That’s not love. That’s fear.
But They Love It
In some cases, parents are the ones pushing to increase a child’s involvement in youth sports. In other cases, children are doing the pushing. In others, it is the coach.
When I (Dave) speak to clubs, organizations, and churches about the realities of youth sports today, someone in the audience, during Q&A or later over coffee, will usually comment, “You know, it’s really difficult, because our kids really enjoy it. They really want to do it.”
If I’m in a good mood, I’ll listen politely.
If I’m not, I’ll go old school on ’em.
“Well,” I’ll offer, “When my son Ryan was little, he often wanted to eat a whole carton of ice cream. But I didn’t let him. I knew that too much of a good thing meant he’d be less likely to enjoy it later.”

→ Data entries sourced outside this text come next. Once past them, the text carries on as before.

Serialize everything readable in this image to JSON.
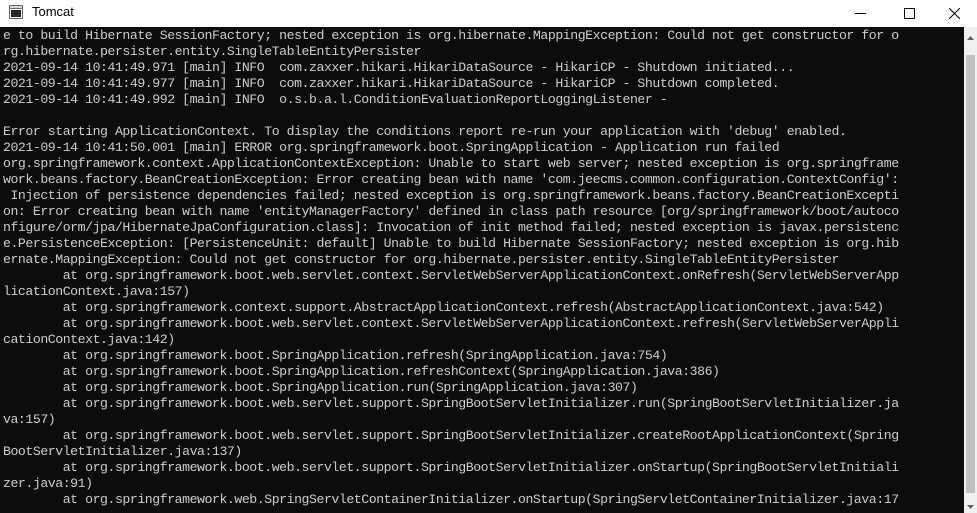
{
  "window": {
    "title": "Tomcat",
    "controls": {
      "minimize": "minimize",
      "maximize": "maximize",
      "close": "close"
    }
  },
  "console": {
    "background": "#0c0c0c",
    "text_color": "#cccccc",
    "lines": [
      "e to build Hibernate SessionFactory; nested exception is org.hibernate.MappingException: Could not get constructor for o",
      "rg.hibernate.persister.entity.SingleTableEntityPersister",
      "2021-09-14 10:41:49.971 [main] INFO  com.zaxxer.hikari.HikariDataSource - HikariCP - Shutdown initiated...",
      "2021-09-14 10:41:49.977 [main] INFO  com.zaxxer.hikari.HikariDataSource - HikariCP - Shutdown completed.",
      "2021-09-14 10:41:49.992 [main] INFO  o.s.b.a.l.ConditionEvaluationReportLoggingListener -",
      "",
      "Error starting ApplicationContext. To display the conditions report re-run your application with 'debug' enabled.",
      "2021-09-14 10:41:50.001 [main] ERROR org.springframework.boot.SpringApplication - Application run failed",
      "org.springframework.context.ApplicationContextException: Unable to start web server; nested exception is org.springframe",
      "work.beans.factory.BeanCreationException: Error creating bean with name 'com.jeecms.common.configuration.ContextConfig':",
      " Injection of persistence dependencies failed; nested exception is org.springframework.beans.factory.BeanCreationExcepti",
      "on: Error creating bean with name 'entityManagerFactory' defined in class path resource [org/springframework/boot/autoco",
      "nfigure/orm/jpa/HibernateJpaConfiguration.class]: Invocation of init method failed; nested exception is javax.persistenc",
      "e.PersistenceException: [PersistenceUnit: default] Unable to build Hibernate SessionFactory; nested exception is org.hib",
      "ernate.MappingException: Could not get constructor for org.hibernate.persister.entity.SingleTableEntityPersister",
      "        at org.springframework.boot.web.servlet.context.ServletWebServerApplicationContext.onRefresh(ServletWebServerApp",
      "licationContext.java:157)",
      "        at org.springframework.context.support.AbstractApplicationContext.refresh(AbstractApplicationContext.java:542)",
      "        at org.springframework.boot.web.servlet.context.ServletWebServerApplicationContext.refresh(ServletWebServerAppli",
      "cationContext.java:142)",
      "        at org.springframework.boot.SpringApplication.refresh(SpringApplication.java:754)",
      "        at org.springframework.boot.SpringApplication.refreshContext(SpringApplication.java:386)",
      "        at org.springframework.boot.SpringApplication.run(SpringApplication.java:307)",
      "        at org.springframework.boot.web.servlet.support.SpringBootServletInitializer.run(SpringBootServletInitializer.ja",
      "va:157)",
      "        at org.springframework.boot.web.servlet.support.SpringBootServletInitializer.createRootApplicationContext(Spring",
      "BootServletInitializer.java:137)",
      "        at org.springframework.boot.web.servlet.support.SpringBootServletInitializer.onStartup(SpringBootServletInitiali",
      "zer.java:91)",
      "        at org.springframework.web.SpringServletContainerInitializer.onStartup(SpringServletContainerInitializer.java:17"
    ]
  }
}
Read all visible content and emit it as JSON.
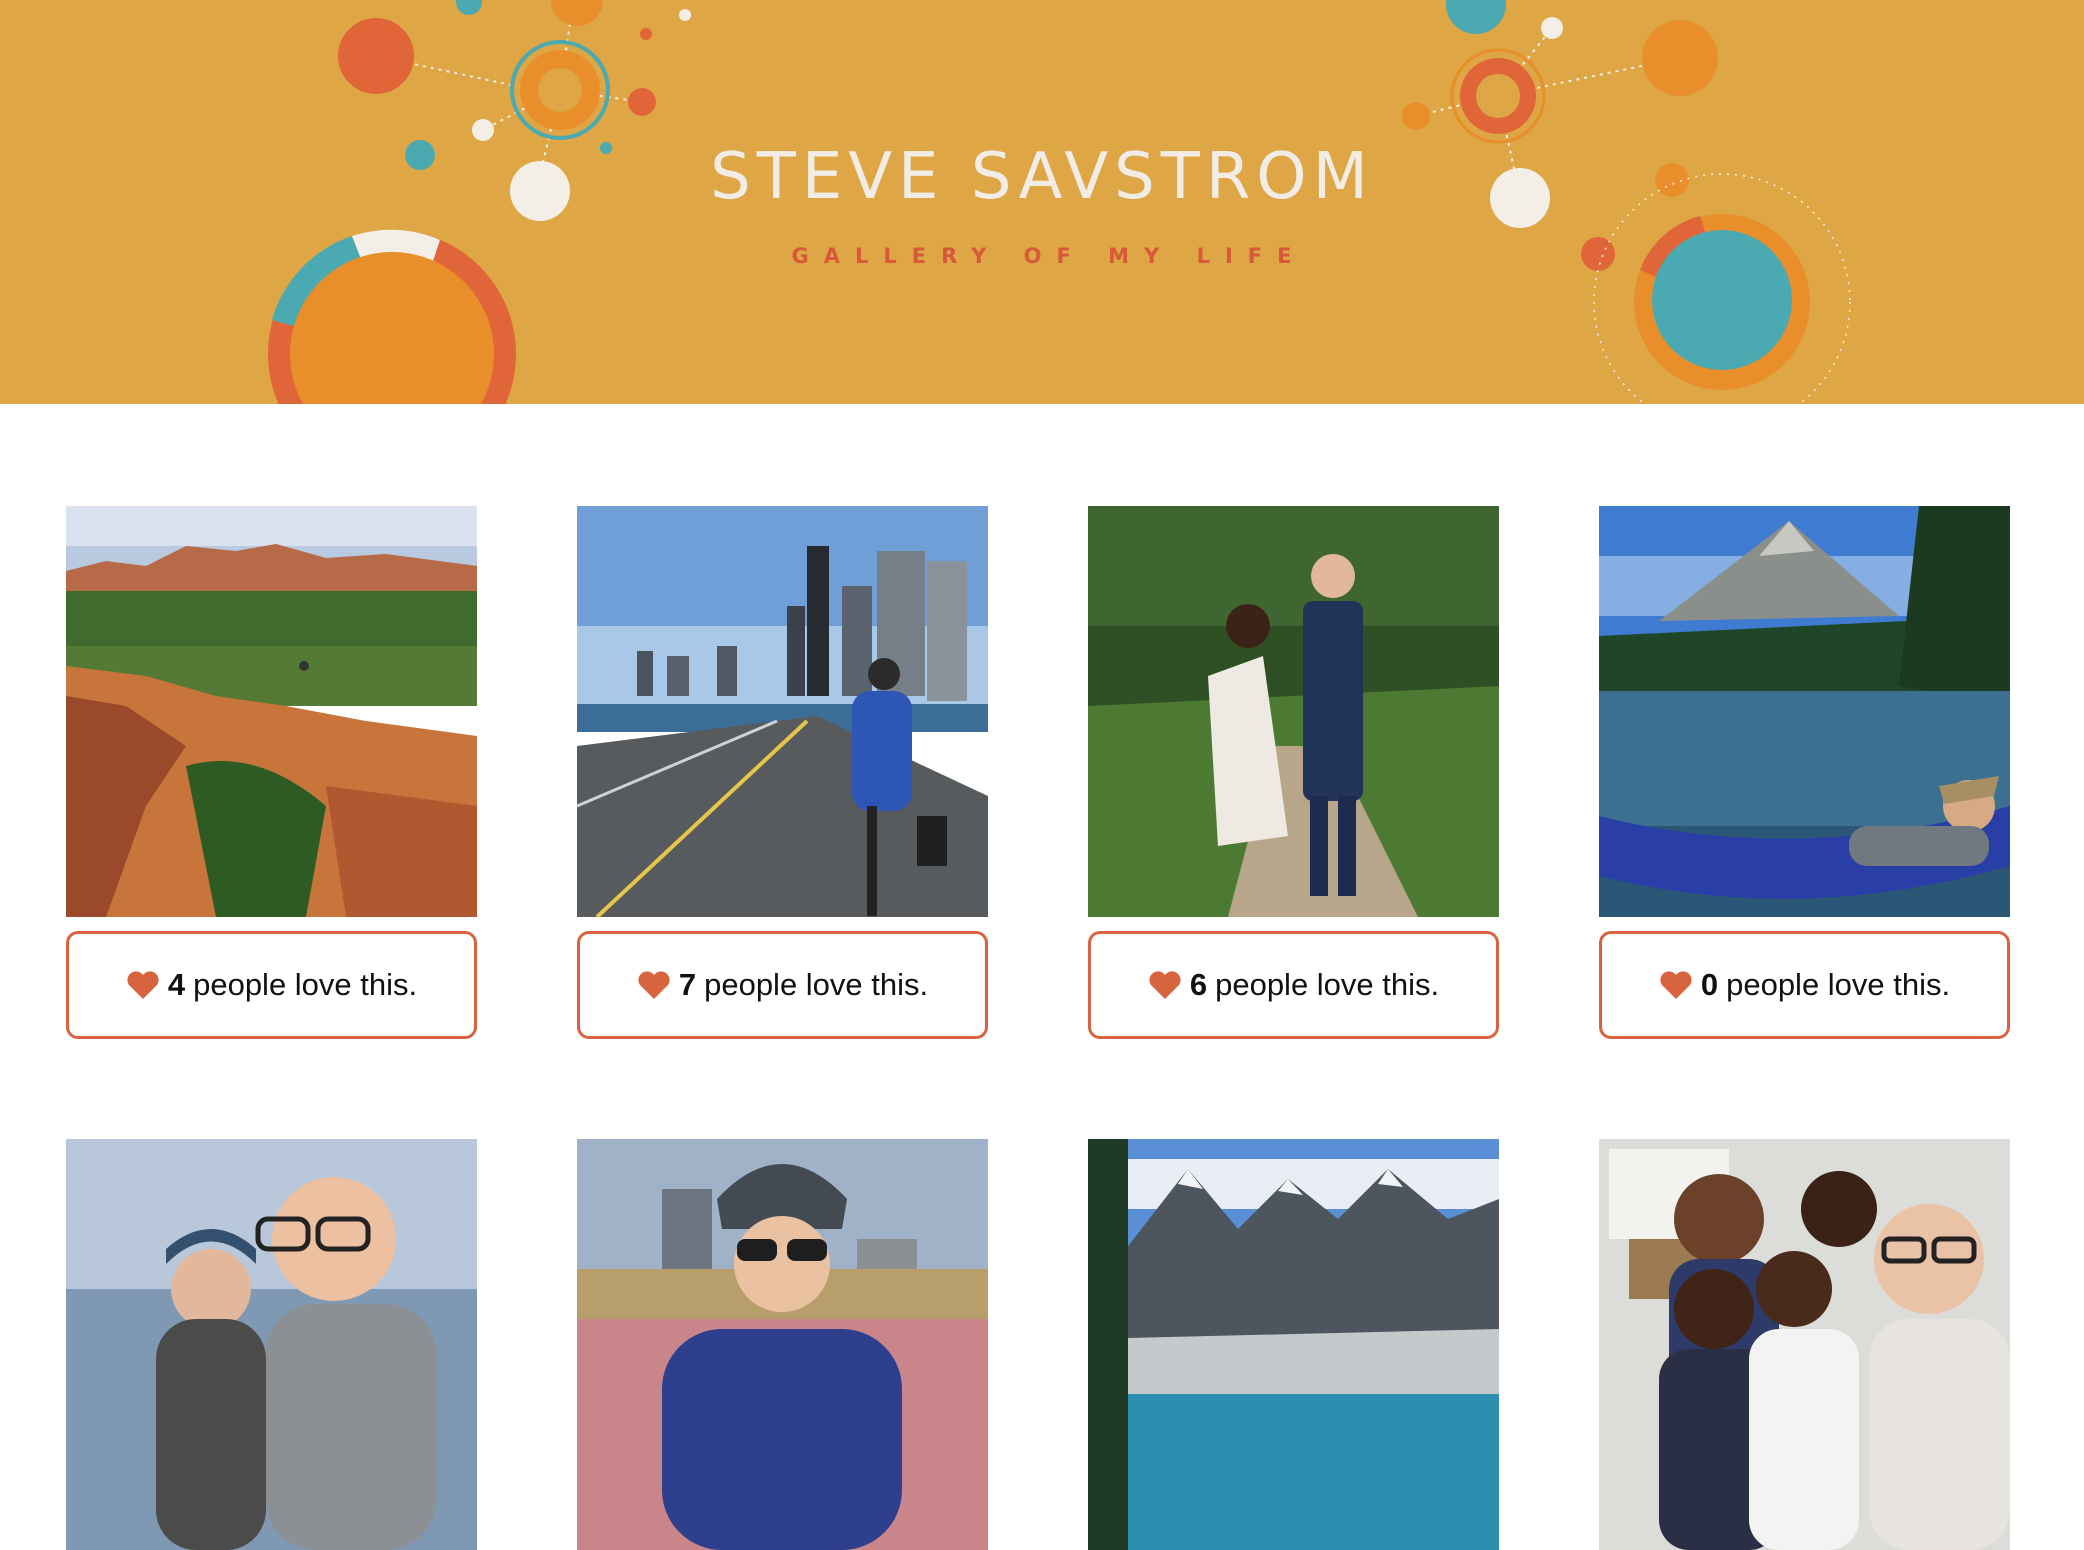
{
  "header": {
    "title": "STEVE SAVSTROM",
    "tagline": "GALLERY OF MY LIFE"
  },
  "colors": {
    "banner": "#dfa645",
    "accent": "#d8643f",
    "teal": "#4ba9b1",
    "orange": "#e88f2c"
  },
  "gallery": {
    "love_suffix": "people love this.",
    "items": [
      {
        "photo": "red rock canyon arch landscape",
        "count": "4"
      },
      {
        "photo": "cyclist on lakefront path with city skyline",
        "count": "7"
      },
      {
        "photo": "wedding couple walking on forest path",
        "count": "6"
      },
      {
        "photo": "man in hammock by mountain lake",
        "count": "0"
      },
      {
        "photo": "couple selfie by the lake",
        "count": ""
      },
      {
        "photo": "cyclist with helmet selfie",
        "count": ""
      },
      {
        "photo": "mountain valley with turquoise lake",
        "count": ""
      },
      {
        "photo": "classroom selfie with kids",
        "count": ""
      }
    ]
  }
}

I say it with a smile. But they get the message.
We know what’s good for our kids and what’s not. Somehow, when it comes to sports, we lose our good parenting sense. It starts innocently enough, but before you know it, you’re like the family we know who suddenly realized their son was playing on four basketball teams. During the same season! Parents with the best of intentions pick up their kids from soccer practice at school, grab a Big Mac on the way to club practice, and then stop on the way home for open gym for the basketball team.
And statistics are showing that we’re not doing our kids any good by losing our voices when it’s time to say no. Kids who have played hard at young ages are burning out by ages thirteen and fourteen. By the time they get to college—the era in which many parents hope their children will peak in terms of athletics—they have dropped out of the sport altogether. It is certainly a phenomenon that surprised me (Dave) when I become a college athletics director, and it’s a phenomenon to which we need to pay attention.
There’s a time to say yes to playing sports five days a week. There’s a time to say yes to traveling three hours to play in a tournament. There’s a time to invest money into a young person’s athletic improvement. But when we say yes at the wrong time, or to a child who’d benefit from a no, we increase the likelihood that our children will drop out of sports early, suffer from overuse injuries, and miss out on other aspects of childhood.
Do I Owe It?
The question remains. Do you owe it to your child to register him or her for a team every time it is offered?
Is it your parental obligation to give your kid a leg up—or a shin guard up—on other kids?
No. It’s never your obligation.
But we do recognize that seizing opportunities for advancement might be exactly the right thing for your child. As your family life unfolds, it may be that you discover your son lives, eats, and breathes baseball. It gives him great joy. Or maybe you begin to notice that your daughter comes alive when she has the opportunity to play volleyball. The game gives your child delight, and the person you see her becoming gives her great delight.
We simply want you to hear that—because every child is different—there aren’t any formulas. Every parent needs to discern the appropriate amount of involvement that will nurture a child’s development and prevent burnout or injury.
In other words, we encourage you not to owe your child, but to know your child.
This article is from Overplayed: A Parent’s Guide to Sanity in the World of Youth Sports (Herald Press) and is used by permission.
David King is director of athletics at Eastern Mennonite University. He has taught and coached at elementary, middle, and high school levels. Find more of David’s insights on athletics, faith, and parenting on his Overplayed blog.